The Current Structure and Functions of the ICAS and the CAS

One major reform was the creation of an “International Council of Arbitration for Sport (ICAS). The new Statute also created two arbitration divisions, the “Ordinary Division” that would hear first instance disputes and the “Appeals Division,” that would hear disputes where a sports body or organization had rendered a decision.

The reforms have had a significant effect on the operations of the CAS. One commentator stated:

Since the “Paris Agreement” was signed, the majority of the International Federations and the National Olympic Committees have included in their Statutes an arbitration clause referring disputes to the CAS. The Anti-Doping Code of the Olympic Movement, intended to be applied by all Olympic International Federations, designates the CAS as the last instance tribunal  for all doping related disputes.

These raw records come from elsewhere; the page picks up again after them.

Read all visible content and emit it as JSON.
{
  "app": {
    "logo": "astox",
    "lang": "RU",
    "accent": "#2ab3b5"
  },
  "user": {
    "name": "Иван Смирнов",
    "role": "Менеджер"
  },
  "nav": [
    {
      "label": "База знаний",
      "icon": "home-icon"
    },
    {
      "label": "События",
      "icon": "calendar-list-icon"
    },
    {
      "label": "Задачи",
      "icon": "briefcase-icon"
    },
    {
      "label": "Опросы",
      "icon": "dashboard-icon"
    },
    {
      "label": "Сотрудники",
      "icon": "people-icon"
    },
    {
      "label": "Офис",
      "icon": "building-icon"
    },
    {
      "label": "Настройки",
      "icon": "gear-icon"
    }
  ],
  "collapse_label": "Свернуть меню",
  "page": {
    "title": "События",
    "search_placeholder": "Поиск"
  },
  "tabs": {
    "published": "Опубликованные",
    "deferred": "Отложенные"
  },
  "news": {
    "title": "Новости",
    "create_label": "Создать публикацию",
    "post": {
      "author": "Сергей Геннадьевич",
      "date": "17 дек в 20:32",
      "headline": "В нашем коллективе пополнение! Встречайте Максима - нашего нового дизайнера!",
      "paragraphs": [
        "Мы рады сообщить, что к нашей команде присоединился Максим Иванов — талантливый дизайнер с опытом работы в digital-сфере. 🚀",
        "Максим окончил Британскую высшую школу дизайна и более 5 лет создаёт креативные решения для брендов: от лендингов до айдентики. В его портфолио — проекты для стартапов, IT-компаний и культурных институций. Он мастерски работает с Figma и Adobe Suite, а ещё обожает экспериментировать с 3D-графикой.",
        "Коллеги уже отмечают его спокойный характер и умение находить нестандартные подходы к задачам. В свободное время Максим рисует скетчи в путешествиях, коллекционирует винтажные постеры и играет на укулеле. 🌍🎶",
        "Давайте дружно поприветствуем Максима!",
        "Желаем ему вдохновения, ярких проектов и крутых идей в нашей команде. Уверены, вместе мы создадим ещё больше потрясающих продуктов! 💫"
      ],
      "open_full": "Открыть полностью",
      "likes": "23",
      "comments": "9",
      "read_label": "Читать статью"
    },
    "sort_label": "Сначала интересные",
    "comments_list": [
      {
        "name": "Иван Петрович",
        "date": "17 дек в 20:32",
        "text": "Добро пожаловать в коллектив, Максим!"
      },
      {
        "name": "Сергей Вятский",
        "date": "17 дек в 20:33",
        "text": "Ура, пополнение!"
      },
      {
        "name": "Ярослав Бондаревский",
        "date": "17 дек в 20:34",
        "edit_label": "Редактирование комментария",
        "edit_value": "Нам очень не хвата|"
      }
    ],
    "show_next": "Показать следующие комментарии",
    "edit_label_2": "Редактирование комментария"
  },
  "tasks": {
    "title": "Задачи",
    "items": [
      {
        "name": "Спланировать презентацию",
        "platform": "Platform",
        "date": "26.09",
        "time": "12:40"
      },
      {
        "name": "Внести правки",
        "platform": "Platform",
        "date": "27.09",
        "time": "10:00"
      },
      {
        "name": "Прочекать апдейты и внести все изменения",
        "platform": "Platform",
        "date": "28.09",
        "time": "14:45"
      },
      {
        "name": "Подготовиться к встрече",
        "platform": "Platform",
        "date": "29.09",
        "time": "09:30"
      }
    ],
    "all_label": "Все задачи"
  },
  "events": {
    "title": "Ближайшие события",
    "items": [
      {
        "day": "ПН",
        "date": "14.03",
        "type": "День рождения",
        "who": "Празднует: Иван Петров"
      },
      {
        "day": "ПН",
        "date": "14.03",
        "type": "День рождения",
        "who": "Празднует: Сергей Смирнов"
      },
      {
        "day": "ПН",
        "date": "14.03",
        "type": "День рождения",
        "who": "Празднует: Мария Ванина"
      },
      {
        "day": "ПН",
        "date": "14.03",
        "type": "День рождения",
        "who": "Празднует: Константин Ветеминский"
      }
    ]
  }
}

The supreme body of the Court of Arbitration for Sport is the International Council of Arbitration for Sport, which is a foundation under Swiss law. It is a supervisory body made up of 20 “high level lawyers” or “jurists” who are well-schooled in both arbitration and sports law. They are charged with preserving the independence of the CAS, the integrity of the arbitration process, and provide for the administration and finances of the arbitral body. All ICAS members are required to sign a “declaration undertaking to exercise their functions in a personal capacity, with total objectivity and independence.” There are now two decentralized offices of the ICAS, one in New York and one in Sydney. These were established to make access to the CAS easier for organizations and individuals in different parts of the world.

The CAS, which operates under the ICAS, first enrolled approximately 150 arbitrators. As of 2007 it had 275 arbitrators on its roster, appointed for terms of four years.  Sports individuals and sports organizations can submit two types of disputes to the CAS: commercial disputes and disciplinary disputes. No case has ever been declined by the CAS on the grounds that it did not involve a “sports dispute.”

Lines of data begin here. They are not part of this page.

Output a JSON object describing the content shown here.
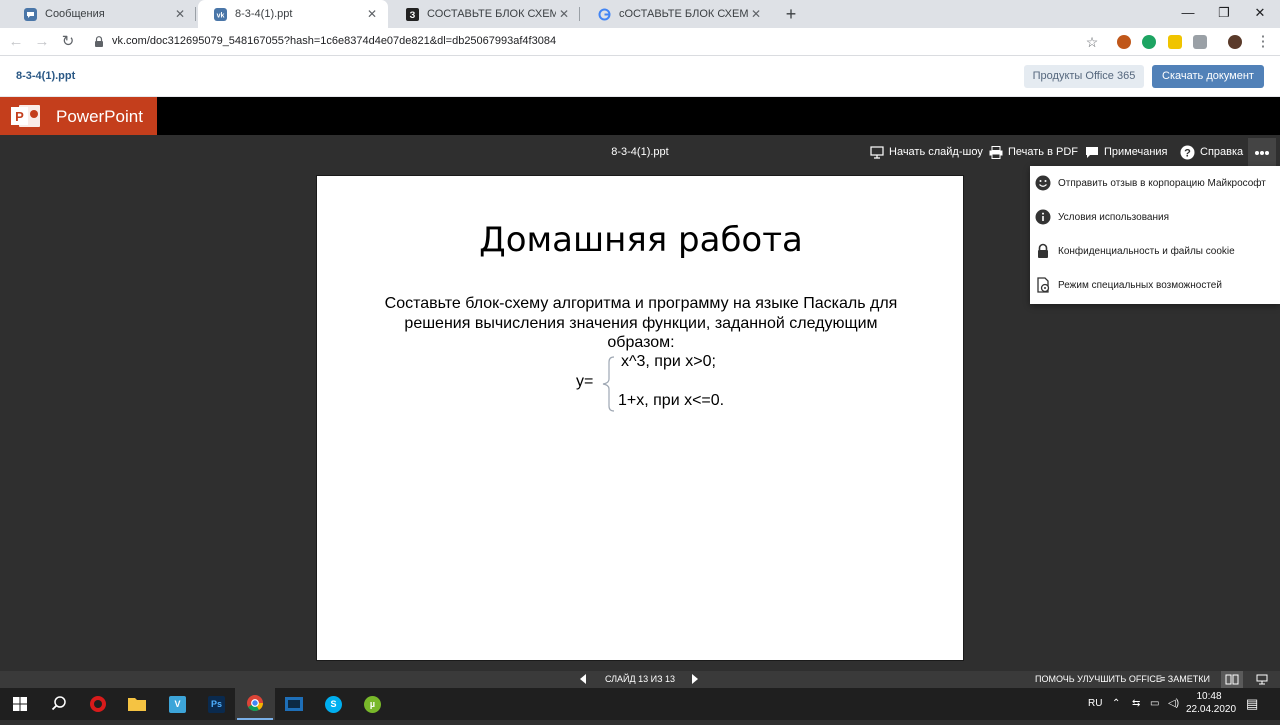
{
  "browser": {
    "tabs": [
      {
        "title": "Сообщения",
        "icon": "vk-messages-icon",
        "color": "#4a76a8"
      },
      {
        "title": "8-3-4(1).ppt",
        "icon": "vk-icon",
        "color": "#4a76a8",
        "active": true
      },
      {
        "title": "СОСТАВЬТЕ БЛОК СХЕМУ И ПР",
        "icon": "znanija-icon",
        "color": "#222222"
      },
      {
        "title": "сОСТАВЬТЕ БЛОК СХЕМУ АЛГОр",
        "icon": "google-icon",
        "color": "#4285f4"
      }
    ],
    "new_tab": "+",
    "close_glyph": "✕",
    "url": "vk.com/doc312695079_548167055?hash=1c6e8374d4e07de821&dl=db25067993af4f3084"
  },
  "vk": {
    "file_name": "8-3-4(1).ppt",
    "office_button": "Продукты Office 365",
    "download_button": "Скачать документ"
  },
  "ppt": {
    "app_name": "PowerPoint",
    "doc_title": "8-3-4(1).ppt",
    "commands": {
      "slideshow": "Начать слайд-шоу",
      "print_pdf": "Печать в PDF",
      "comments": "Примечания",
      "help": "Справка"
    }
  },
  "slide": {
    "title": "Домашняя работа",
    "body": "Составьте блок-схему алгоритма и программу на языке Паскаль для решения вычисления значения функции, заданной следующим образом:",
    "y_label": "y=",
    "case1": "x^3, при x>0;",
    "case2": "1+x, при x<=0."
  },
  "menu": {
    "items": [
      {
        "label": "Отправить отзыв в корпорацию Майкрософт",
        "icon": "smiley-icon"
      },
      {
        "label": "Условия использования",
        "icon": "info-icon"
      },
      {
        "label": "Конфиденциальность и файлы cookie",
        "icon": "lock-icon"
      },
      {
        "label": "Режим специальных возможностей",
        "icon": "accessibility-icon"
      }
    ]
  },
  "status": {
    "slide_counter": "СЛАЙД 13 ИЗ 13",
    "improve_office": "ПОМОЧЬ УЛУЧШИТЬ OFFICE",
    "notes": "ЗАМЕТКИ"
  },
  "taskbar": {
    "language": "RU",
    "time": "10:48",
    "date": "22.04.2020"
  }
}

The CAS, under its reformed statute, regulations and procedural rules, offers four types of procedure:

  1. The ordinary arbitration procedure for first instance hearings of disputes involving individuals and organizations.
  2. The appeals arbitration procedure, involving review of decisions already made by a national or international sports body.
  3. A consultative procedure similar to a court advisory opinion, but available only to certain sports bodies.
  4. A mediation procedure, which was added in 1999.

There are two types of arbitration procedures, one in which there are written submissions only, and a second type which is designed for oral hearings, usually held in Lausanne. CAS clauses are binding on the parties. However the CAS may not prohibit parties from seeking review in domestic courts. Such reviews would usually not be on the merits of the case, but on ancillary matters such as jurisdictional issues or the adequacy of the hearing (such as occurred in the horse rider case supra). An appeal from a CAS award is to the Swiss Federal Tribunal, but such appeals are permitted only under certain limited circumstances.

Arbitration awards rendered by the CAS have the same status as all other international arbitration awards; they are final, binding on the parties and fully enforceable under private international law and the New York Convention on the Recognition of Enforcement of Foreign Arbitral Awards (1958).

In 1996 the CAS began the practice of setting up “ad hoc” divisions for specific international sports events. The first ad hoc division was established for the 1996 Atlanta Olympic Games. In later years ad hoc divisions have been set up for all subsequent Summer and Winter Olympic Games, all British Commonwealth of Nations Games, the World Cup Competition, and the European Football Championships.

CAS procedures and all CAS ad hoc divisions are designed for speedy and prompt hearings and resolutions of the disputes submitted to it.

« Back to the Home Page


ASIl & International Judicial AcademyInternational Judicial Monitor
© 2012 – The International Judicial Academy
with assistance from the American Society of International Law.

Editor: James G. Apple.
IJM welcomes comments, suggestions, and submissions.
Please contact the IJM editor at